**YOUR ASSIGNMENT**
Going line by line through the listing below, count each line that includes the word "Tests", and reply with the count only.

**EXCERPTED DATA**

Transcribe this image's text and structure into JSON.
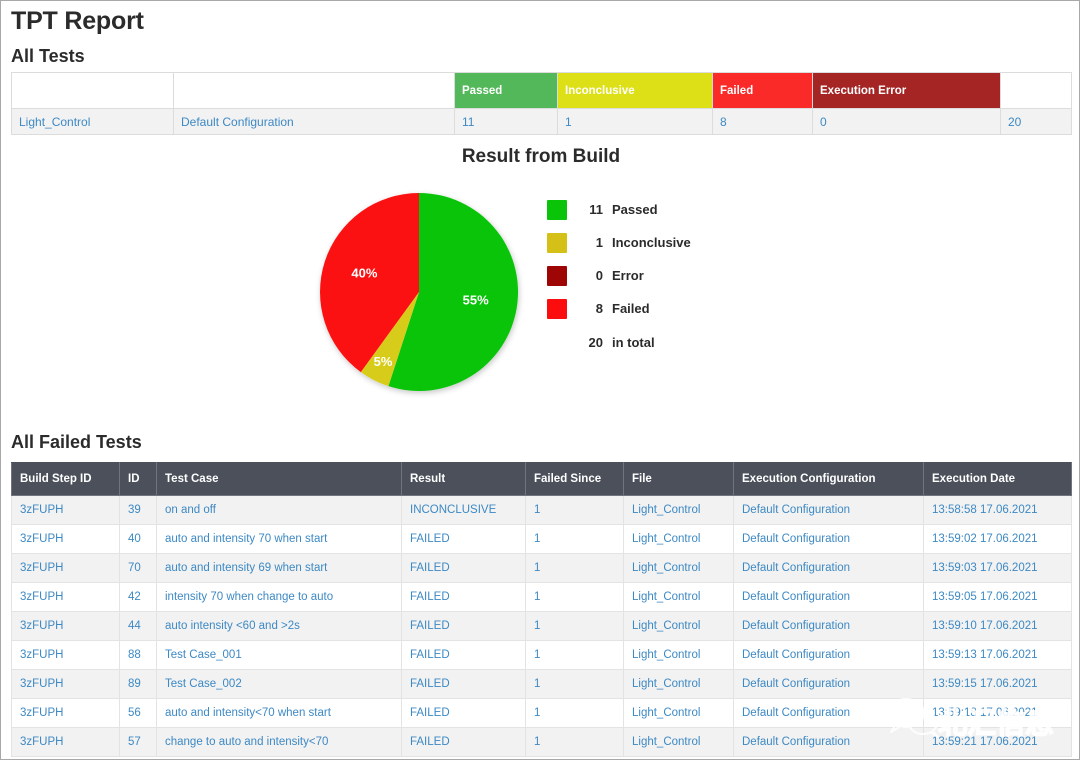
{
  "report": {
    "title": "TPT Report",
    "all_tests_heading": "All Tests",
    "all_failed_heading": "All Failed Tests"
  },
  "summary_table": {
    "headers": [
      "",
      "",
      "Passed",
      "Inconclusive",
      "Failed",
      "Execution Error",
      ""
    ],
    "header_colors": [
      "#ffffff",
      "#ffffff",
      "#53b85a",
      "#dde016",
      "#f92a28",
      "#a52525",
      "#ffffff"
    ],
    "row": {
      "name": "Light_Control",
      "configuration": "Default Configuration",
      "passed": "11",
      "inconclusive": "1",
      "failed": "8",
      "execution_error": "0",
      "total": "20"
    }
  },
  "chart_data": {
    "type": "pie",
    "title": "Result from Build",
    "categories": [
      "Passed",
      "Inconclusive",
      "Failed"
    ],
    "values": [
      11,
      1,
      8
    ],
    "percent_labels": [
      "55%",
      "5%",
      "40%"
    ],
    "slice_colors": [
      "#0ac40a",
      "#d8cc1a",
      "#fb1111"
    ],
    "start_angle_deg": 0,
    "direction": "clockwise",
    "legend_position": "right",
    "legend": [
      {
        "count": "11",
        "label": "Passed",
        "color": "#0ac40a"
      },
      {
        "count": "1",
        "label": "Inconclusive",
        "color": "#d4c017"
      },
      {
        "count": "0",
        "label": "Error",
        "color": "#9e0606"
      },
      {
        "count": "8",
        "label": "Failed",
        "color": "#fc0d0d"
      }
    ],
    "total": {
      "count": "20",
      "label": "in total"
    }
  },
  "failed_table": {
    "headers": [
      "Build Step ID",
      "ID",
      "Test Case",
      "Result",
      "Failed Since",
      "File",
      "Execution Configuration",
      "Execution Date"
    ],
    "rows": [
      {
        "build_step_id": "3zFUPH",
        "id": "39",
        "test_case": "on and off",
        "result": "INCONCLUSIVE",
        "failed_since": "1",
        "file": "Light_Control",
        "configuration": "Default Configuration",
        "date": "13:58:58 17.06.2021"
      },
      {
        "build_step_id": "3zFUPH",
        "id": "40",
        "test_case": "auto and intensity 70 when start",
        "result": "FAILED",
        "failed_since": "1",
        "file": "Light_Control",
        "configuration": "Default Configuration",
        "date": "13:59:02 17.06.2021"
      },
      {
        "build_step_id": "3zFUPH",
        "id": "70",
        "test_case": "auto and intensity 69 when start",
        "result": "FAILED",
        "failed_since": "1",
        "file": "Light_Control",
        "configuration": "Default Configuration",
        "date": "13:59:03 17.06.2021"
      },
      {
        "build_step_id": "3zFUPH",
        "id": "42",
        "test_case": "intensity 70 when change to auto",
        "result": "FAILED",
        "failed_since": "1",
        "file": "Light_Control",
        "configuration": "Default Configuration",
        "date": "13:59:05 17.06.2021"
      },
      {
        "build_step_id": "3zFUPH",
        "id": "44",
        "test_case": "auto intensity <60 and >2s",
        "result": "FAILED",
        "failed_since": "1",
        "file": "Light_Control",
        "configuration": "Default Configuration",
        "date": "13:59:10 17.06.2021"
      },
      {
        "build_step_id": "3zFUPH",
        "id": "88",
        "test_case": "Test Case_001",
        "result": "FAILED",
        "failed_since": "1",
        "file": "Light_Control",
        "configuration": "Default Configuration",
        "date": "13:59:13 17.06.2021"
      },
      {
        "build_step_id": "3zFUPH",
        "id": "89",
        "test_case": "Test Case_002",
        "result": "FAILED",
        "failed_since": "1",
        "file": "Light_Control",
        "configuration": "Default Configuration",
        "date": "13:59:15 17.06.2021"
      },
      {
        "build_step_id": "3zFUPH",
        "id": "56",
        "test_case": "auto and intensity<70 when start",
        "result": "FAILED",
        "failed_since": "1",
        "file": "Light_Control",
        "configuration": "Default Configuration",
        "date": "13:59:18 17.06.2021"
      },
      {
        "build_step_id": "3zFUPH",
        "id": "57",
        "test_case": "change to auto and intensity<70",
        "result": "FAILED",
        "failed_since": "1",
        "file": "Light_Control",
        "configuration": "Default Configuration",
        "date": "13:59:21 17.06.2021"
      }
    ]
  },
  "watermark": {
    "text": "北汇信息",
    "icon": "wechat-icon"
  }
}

**EXPECTED OUTPUT**
2